**What the task requires**
Where does the string "Koła" appear in the material? Copy each line that holds it.

**The data**
====
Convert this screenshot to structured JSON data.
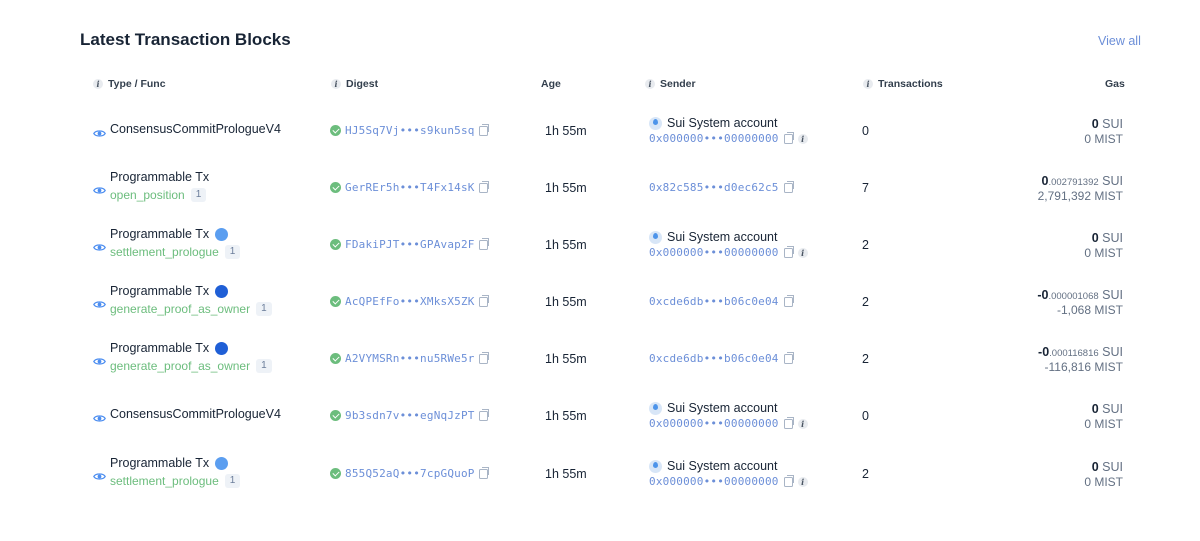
{
  "title": "Latest Transaction Blocks",
  "view_all": "View all",
  "headers": {
    "type_func": "Type / Func",
    "digest": "Digest",
    "age": "Age",
    "sender": "Sender",
    "transactions": "Transactions",
    "gas": "Gas"
  },
  "rows": [
    {
      "type": "ConsensusCommitPrologueV4",
      "func": "",
      "func_count": "",
      "pkg_icon": "",
      "digest": "HJ5Sq7Vj•••s9kun5sq",
      "age": "1h 55m",
      "sender_name": "Sui System account",
      "sender_addr": "0x000000•••00000000",
      "transactions": "0",
      "gas_int": "0",
      "gas_frac": "",
      "gas_unit": "SUI",
      "mist": "0 MIST"
    },
    {
      "type": "Programmable Tx",
      "func": "open_position",
      "func_count": "1",
      "pkg_icon": "",
      "digest": "GerREr5h•••T4Fx14sK",
      "age": "1h 55m",
      "sender_name": "",
      "sender_addr": "0x82c585•••d0ec62c5",
      "transactions": "7",
      "gas_int": "0",
      "gas_frac": ".002791392",
      "gas_unit": "SUI",
      "mist": "2,791,392 MIST"
    },
    {
      "type": "Programmable Tx",
      "func": "settlement_prologue",
      "func_count": "1",
      "pkg_icon": "sui-logo-icon",
      "digest": "FDakiPJT•••GPAvap2F",
      "age": "1h 55m",
      "sender_name": "Sui System account",
      "sender_addr": "0x000000•••00000000",
      "transactions": "2",
      "gas_int": "0",
      "gas_frac": "",
      "gas_unit": "SUI",
      "mist": "0 MIST"
    },
    {
      "type": "Programmable Tx",
      "func": "generate_proof_as_owner",
      "func_count": "1",
      "pkg_icon": "package-logo-icon",
      "digest": "AcQPEfFo•••XMksX5ZK",
      "age": "1h 55m",
      "sender_name": "",
      "sender_addr": "0xcde6db•••b06c0e04",
      "transactions": "2",
      "gas_int": "-0",
      "gas_frac": ".000001068",
      "gas_unit": "SUI",
      "mist": "-1,068 MIST"
    },
    {
      "type": "Programmable Tx",
      "func": "generate_proof_as_owner",
      "func_count": "1",
      "pkg_icon": "package-logo-icon",
      "digest": "A2VYMSRn•••nu5RWe5r",
      "age": "1h 55m",
      "sender_name": "",
      "sender_addr": "0xcde6db•••b06c0e04",
      "transactions": "2",
      "gas_int": "-0",
      "gas_frac": ".000116816",
      "gas_unit": "SUI",
      "mist": "-116,816 MIST"
    },
    {
      "type": "ConsensusCommitPrologueV4",
      "func": "",
      "func_count": "",
      "pkg_icon": "",
      "digest": "9b3sdn7v•••egNqJzPT",
      "age": "1h 55m",
      "sender_name": "Sui System account",
      "sender_addr": "0x000000•••00000000",
      "transactions": "0",
      "gas_int": "0",
      "gas_frac": "",
      "gas_unit": "SUI",
      "mist": "0 MIST"
    },
    {
      "type": "Programmable Tx",
      "func": "settlement_prologue",
      "func_count": "1",
      "pkg_icon": "sui-logo-icon",
      "digest": "855Q52aQ•••7cpGQuoP",
      "age": "1h 55m",
      "sender_name": "Sui System account",
      "sender_addr": "0x000000•••00000000",
      "transactions": "2",
      "gas_int": "0",
      "gas_frac": "",
      "gas_unit": "SUI",
      "mist": "0 MIST"
    }
  ],
  "colors": {
    "link": "#6c8fd8",
    "func": "#6cbd7d",
    "text": "#182435",
    "muted": "#637083"
  }
}
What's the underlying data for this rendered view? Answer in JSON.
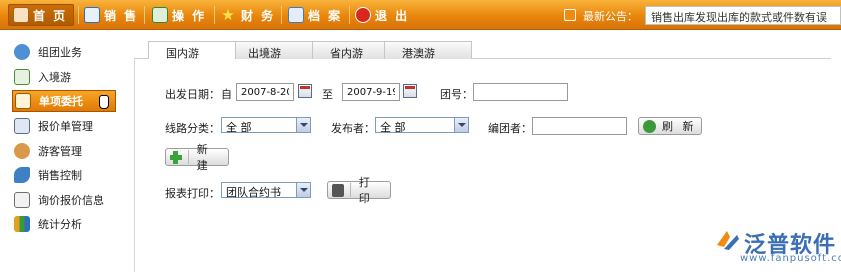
{
  "nav": {
    "items": [
      {
        "label": "首 页",
        "icon": "home-icon",
        "color": "#d66a12"
      },
      {
        "label": "销 售",
        "icon": "sales-icon",
        "color": "#2e6fbd"
      },
      {
        "label": "操 作",
        "icon": "operation-icon",
        "color": "#2f8a2f"
      },
      {
        "label": "财 务",
        "icon": "finance-star-icon",
        "color": "#f2c21a"
      },
      {
        "label": "档 案",
        "icon": "archive-icon",
        "color": "#3b7cc2"
      },
      {
        "label": "退 出",
        "icon": "exit-icon",
        "color": "#c8281e"
      }
    ],
    "announcement_label": "最新公告：",
    "announcement_text": "销售出库发现出库的款式或件数有误"
  },
  "sidebar": {
    "items": [
      {
        "label": "组团业务",
        "icon": "group-icon"
      },
      {
        "label": "入境游",
        "icon": "inbound-icon"
      },
      {
        "label": "单项委托",
        "icon": "entrust-icon"
      },
      {
        "label": "报价单管理",
        "icon": "quote-icon"
      },
      {
        "label": "游客管理",
        "icon": "tourist-icon"
      },
      {
        "label": "销售控制",
        "icon": "sales-control-icon"
      },
      {
        "label": "询价报价信息",
        "icon": "inquiry-icon"
      },
      {
        "label": "统计分析",
        "icon": "statistics-icon"
      }
    ],
    "active_index": 2
  },
  "tabs": [
    {
      "label": "国内游",
      "active": true
    },
    {
      "label": "出境游",
      "active": false
    },
    {
      "label": "省内游",
      "active": false
    },
    {
      "label": "港澳游",
      "active": false
    }
  ],
  "form": {
    "departure_label": "出发日期：",
    "from_label": "自",
    "start_date": "2007-8-20",
    "to_label": "至",
    "end_date": "2007-9-19",
    "group_no_label": "团号：",
    "group_no_value": "",
    "route_label": "线路分类：",
    "route_value": "全 部",
    "publisher_label": "发布者：",
    "publisher_value": "全 部",
    "editor_label": "编团者：",
    "editor_value": "",
    "refresh_label": "刷 新",
    "new_label": "新 建",
    "print_label_text": "报表打印：",
    "print_select_value": "团队合约书",
    "print_button": "打 印"
  },
  "brand": {
    "name": "泛普软件",
    "url": "www.fanpusoft.com"
  }
}
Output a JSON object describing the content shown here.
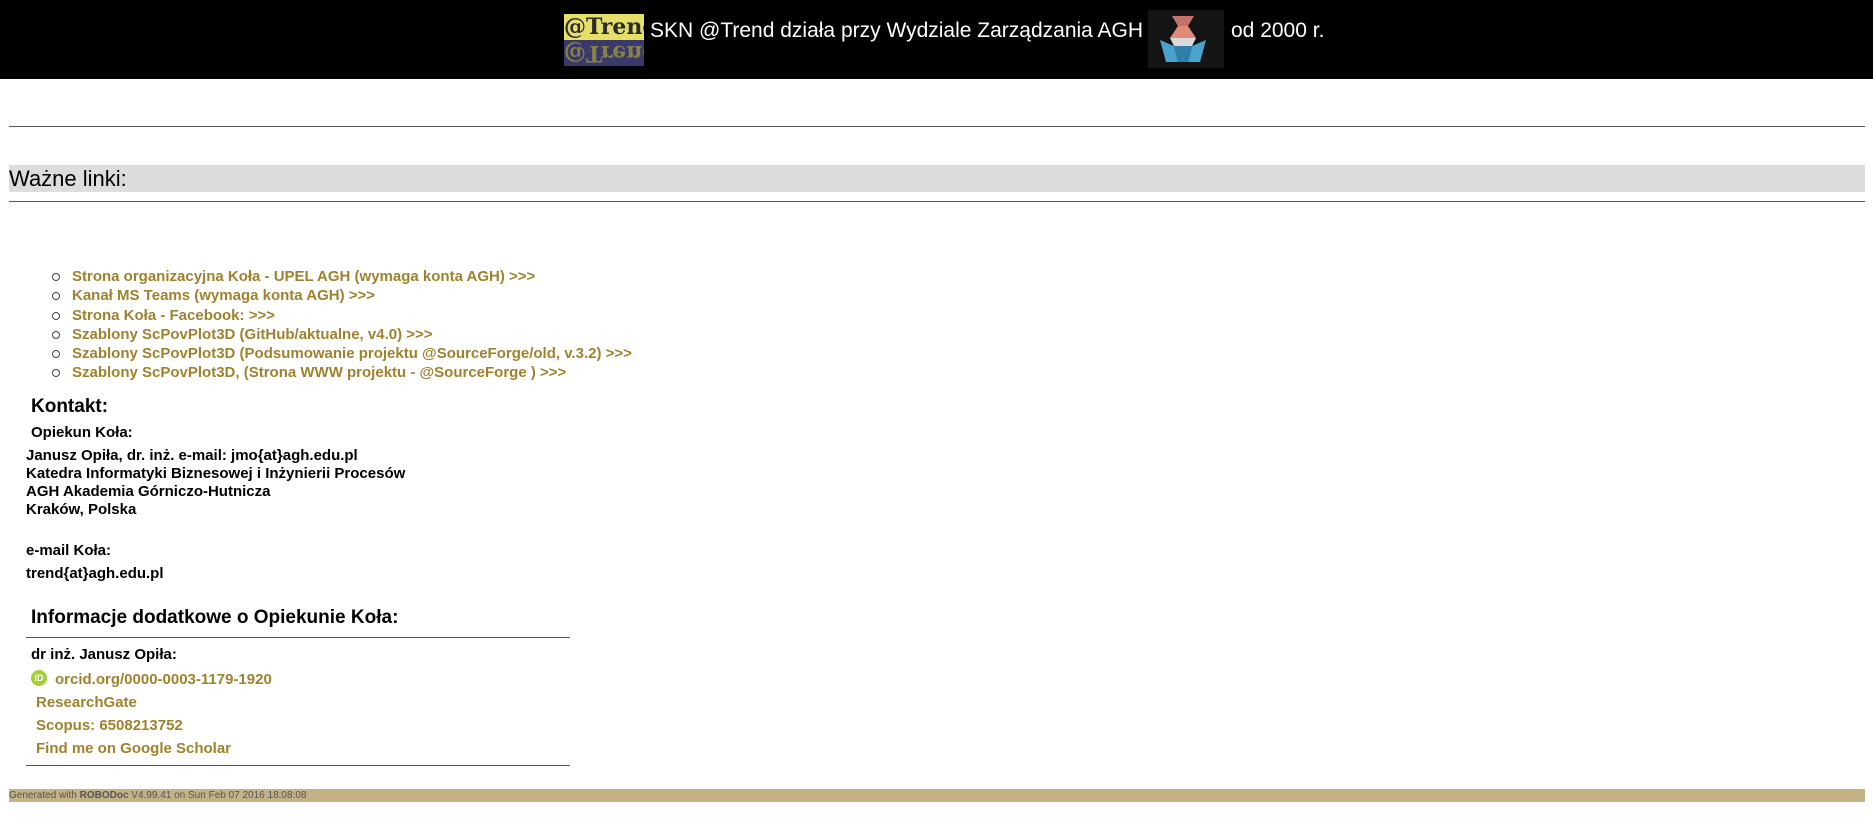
{
  "header": {
    "logo_text": "@Trend",
    "text": "SKN @Trend działa przy Wydziale Zarządzania AGH",
    "text_after": "od 2000 r."
  },
  "section": {
    "title": "Ważne linki:"
  },
  "links": [
    {
      "label": "Strona organizacyjna Koła - UPEL AGH (wymaga konta AGH)   >>>"
    },
    {
      "label": "Kanał MS Teams (wymaga konta AGH)   >>>"
    },
    {
      "label": "Strona Koła - Facebook:   >>>"
    },
    {
      "label": "Szablony ScPovPlot3D (GitHub/aktualne, v4.0)   >>>"
    },
    {
      "label": "Szablony ScPovPlot3D (Podsumowanie projektu @SourceForge/old, v.3.2)   >>>"
    },
    {
      "label": "Szablony ScPovPlot3D, (Strona WWW projektu - @SourceForge )   >>>"
    }
  ],
  "contact": {
    "title": "Kontakt:",
    "supervisor_label": "Opiekun Koła:",
    "address_lines": [
      "Janusz Opiła, dr. inż. e-mail:  jmo{at}agh.edu.pl",
      "Katedra Informatyki Biznesowej i Inżynierii Procesów",
      "AGH Akademia Górniczo-Hutnicza",
      "Kraków, Polska"
    ],
    "email_label": "e-mail Koła:",
    "email_value": "trend{at}agh.edu.pl"
  },
  "info": {
    "title": "Informacje dodatkowe o Opiekunie Koła:",
    "name": "dr inż. Janusz Opiła:",
    "orcid_icon_text": "iD",
    "orcid": "orcid.org/0000-0003-1179-1920",
    "researchgate": "ResearchGate",
    "scopus": "Scopus: 6508213752",
    "scholar": "Find me on Google Scholar"
  },
  "footer": {
    "prefix": "Generated with ",
    "tool": "ROBODoc",
    "suffix": " V4.99.41 on Sun Feb 07 2016 18:08:08"
  },
  "colors": {
    "link": "#a0822e",
    "footer_bg": "#c4b185",
    "header_bg": "#000000",
    "section_bg": "#dddddd"
  }
}
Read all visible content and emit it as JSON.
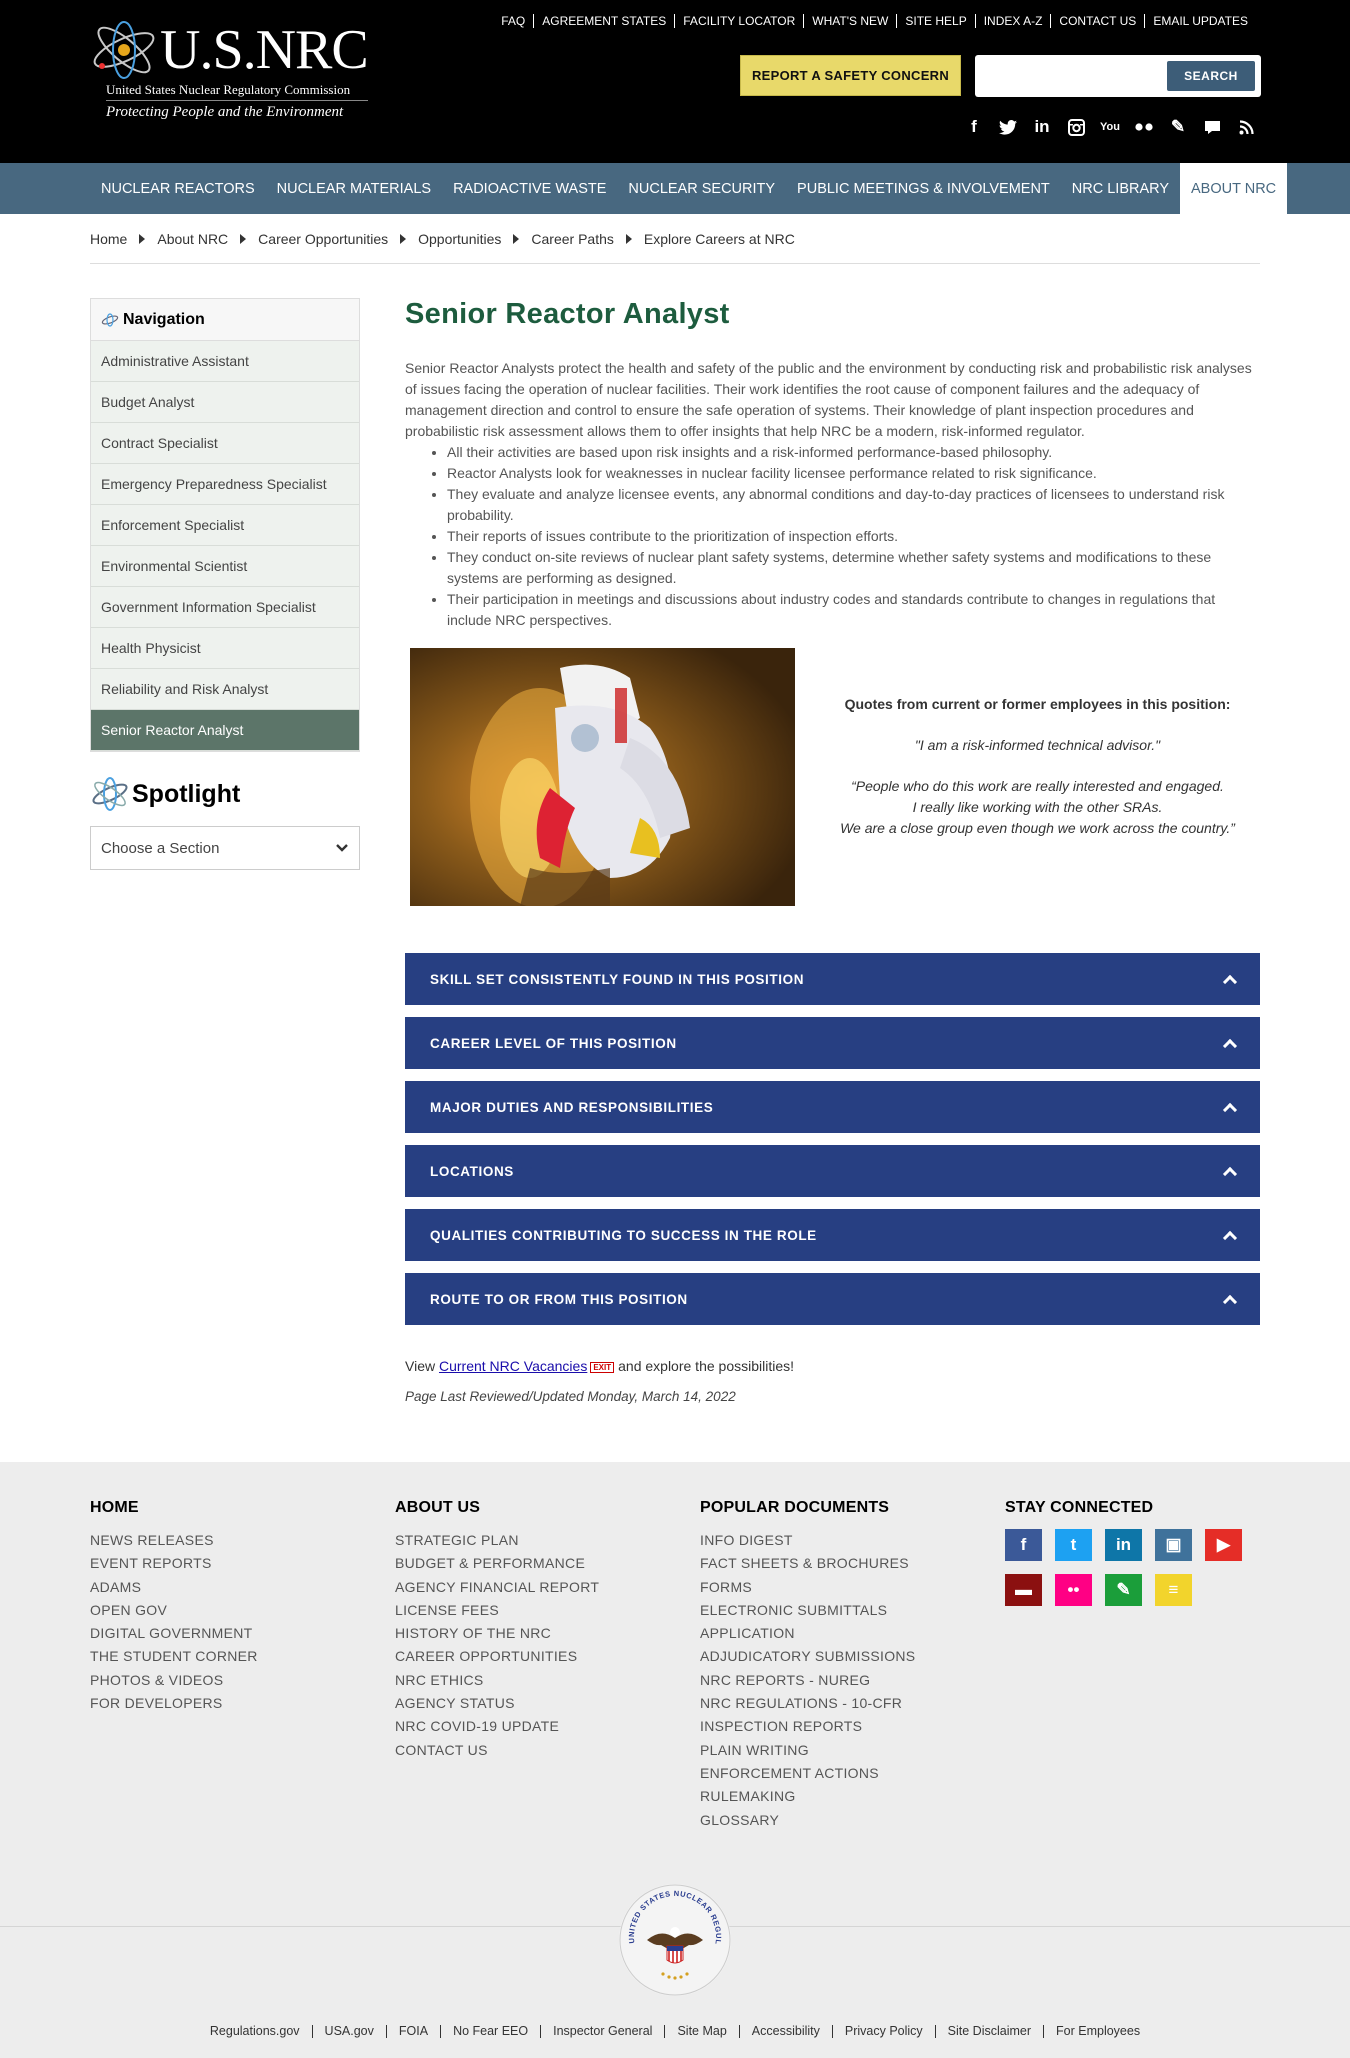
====
**Response to this task**
      "label": "Strona organizacyjna Koła - UPEL AGH (wymaga konta AGH)   >>>"
      "label": "Strona Koła - Facebook:   >>>"
    "supervisor_label": "Opiekun Koła:",
    "email_label": "e-mail Koła:",
    "title": "Informacje dodatkowe o Opiekunie Koła:",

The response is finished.